**Problem details**
How many lines in the records below hold the string "JSON"? Answer with the number alone.

**Supplied information**
<<<<
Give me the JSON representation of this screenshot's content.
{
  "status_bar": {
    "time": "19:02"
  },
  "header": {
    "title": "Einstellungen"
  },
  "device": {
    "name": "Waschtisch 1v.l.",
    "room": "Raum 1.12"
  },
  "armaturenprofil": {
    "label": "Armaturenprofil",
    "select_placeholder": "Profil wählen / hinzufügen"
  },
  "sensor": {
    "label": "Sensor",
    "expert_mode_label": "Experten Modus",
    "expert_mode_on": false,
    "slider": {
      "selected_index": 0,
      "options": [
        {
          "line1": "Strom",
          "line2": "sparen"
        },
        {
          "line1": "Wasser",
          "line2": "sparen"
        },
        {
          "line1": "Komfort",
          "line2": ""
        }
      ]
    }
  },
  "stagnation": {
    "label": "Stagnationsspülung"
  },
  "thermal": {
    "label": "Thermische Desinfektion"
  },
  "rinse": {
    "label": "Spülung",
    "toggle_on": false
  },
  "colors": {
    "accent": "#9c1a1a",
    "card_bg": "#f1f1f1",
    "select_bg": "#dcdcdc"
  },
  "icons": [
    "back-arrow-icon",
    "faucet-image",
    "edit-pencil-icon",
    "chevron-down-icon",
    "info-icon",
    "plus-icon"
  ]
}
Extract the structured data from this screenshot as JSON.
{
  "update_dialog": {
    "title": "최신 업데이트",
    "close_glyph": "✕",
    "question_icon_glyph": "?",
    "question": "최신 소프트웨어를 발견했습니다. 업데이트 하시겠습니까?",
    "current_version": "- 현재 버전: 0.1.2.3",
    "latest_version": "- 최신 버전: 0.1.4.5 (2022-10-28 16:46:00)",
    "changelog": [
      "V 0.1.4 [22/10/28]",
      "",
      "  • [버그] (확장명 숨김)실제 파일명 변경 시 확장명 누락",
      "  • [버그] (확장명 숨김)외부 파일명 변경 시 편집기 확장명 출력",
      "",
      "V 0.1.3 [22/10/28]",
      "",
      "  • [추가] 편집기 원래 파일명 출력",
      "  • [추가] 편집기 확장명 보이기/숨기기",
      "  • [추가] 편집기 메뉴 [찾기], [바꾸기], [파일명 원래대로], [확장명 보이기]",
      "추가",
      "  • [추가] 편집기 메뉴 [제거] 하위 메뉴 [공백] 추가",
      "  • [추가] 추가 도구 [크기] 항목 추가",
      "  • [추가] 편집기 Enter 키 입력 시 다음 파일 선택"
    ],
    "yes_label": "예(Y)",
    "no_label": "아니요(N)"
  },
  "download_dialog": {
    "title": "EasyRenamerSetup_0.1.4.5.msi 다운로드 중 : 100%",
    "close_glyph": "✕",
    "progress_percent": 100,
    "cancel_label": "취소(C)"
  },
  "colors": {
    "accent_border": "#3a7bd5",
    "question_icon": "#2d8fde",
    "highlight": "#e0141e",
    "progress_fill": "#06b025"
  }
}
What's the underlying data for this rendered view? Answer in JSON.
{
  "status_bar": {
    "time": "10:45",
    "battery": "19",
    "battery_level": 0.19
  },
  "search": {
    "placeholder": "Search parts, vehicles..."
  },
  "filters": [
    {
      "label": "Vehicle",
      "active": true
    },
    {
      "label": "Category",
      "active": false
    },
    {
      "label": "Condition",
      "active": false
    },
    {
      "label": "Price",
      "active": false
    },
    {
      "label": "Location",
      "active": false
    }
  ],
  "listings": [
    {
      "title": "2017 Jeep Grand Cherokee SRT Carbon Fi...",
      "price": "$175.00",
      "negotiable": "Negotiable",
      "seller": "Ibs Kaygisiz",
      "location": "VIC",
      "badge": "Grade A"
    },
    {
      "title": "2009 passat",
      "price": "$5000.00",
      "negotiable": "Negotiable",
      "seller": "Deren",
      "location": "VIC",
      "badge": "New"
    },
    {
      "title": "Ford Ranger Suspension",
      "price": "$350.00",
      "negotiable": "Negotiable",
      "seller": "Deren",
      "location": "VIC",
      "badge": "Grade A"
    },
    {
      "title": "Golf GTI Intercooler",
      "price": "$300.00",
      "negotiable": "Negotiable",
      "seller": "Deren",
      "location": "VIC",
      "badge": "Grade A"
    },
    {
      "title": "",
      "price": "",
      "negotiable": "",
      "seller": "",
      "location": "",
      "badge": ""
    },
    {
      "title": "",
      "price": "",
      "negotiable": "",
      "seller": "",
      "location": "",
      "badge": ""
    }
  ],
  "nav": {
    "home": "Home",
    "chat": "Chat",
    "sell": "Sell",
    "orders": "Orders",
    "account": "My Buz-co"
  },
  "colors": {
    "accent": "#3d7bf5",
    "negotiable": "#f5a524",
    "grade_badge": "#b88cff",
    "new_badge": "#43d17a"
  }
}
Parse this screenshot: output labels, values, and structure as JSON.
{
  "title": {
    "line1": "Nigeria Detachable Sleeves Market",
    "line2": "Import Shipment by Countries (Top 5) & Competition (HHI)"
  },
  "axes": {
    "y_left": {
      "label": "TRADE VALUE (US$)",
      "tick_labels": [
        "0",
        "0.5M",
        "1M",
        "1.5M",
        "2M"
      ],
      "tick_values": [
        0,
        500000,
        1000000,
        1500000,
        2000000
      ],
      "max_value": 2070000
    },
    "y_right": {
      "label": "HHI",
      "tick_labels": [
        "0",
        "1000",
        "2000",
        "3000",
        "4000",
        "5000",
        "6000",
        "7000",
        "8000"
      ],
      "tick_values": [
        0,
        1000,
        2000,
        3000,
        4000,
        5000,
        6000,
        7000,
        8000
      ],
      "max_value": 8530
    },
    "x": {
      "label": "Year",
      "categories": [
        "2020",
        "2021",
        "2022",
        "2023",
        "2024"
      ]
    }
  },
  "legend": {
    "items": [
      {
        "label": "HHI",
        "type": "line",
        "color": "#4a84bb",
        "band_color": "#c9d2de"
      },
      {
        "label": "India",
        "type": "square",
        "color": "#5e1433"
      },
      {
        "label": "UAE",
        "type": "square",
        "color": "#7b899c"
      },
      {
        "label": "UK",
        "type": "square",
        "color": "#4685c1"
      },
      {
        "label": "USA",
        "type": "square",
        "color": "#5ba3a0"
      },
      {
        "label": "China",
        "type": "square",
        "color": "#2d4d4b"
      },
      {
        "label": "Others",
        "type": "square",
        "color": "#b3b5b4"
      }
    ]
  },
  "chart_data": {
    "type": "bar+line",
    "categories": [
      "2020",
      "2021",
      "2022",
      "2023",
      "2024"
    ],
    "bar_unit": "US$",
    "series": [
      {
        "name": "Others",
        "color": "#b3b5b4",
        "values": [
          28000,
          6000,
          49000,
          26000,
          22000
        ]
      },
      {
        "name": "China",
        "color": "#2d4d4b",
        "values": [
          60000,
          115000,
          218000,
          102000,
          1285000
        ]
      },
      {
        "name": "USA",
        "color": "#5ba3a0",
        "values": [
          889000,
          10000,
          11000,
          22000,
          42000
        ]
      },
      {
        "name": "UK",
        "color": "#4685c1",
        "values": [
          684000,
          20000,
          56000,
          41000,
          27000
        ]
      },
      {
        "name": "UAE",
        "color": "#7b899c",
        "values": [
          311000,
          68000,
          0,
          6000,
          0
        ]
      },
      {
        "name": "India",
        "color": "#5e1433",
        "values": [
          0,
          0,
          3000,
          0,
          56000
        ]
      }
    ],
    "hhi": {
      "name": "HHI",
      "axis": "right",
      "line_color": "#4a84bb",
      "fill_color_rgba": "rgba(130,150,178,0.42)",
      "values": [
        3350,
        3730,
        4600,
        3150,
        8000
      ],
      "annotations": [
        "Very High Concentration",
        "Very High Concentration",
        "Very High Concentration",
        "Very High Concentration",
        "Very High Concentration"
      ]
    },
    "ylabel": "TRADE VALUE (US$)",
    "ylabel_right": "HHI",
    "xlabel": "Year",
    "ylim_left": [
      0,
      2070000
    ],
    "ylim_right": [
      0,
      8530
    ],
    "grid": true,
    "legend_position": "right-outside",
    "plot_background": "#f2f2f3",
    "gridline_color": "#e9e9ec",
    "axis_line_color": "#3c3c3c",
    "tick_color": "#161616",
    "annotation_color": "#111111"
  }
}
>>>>
**Task answer**
4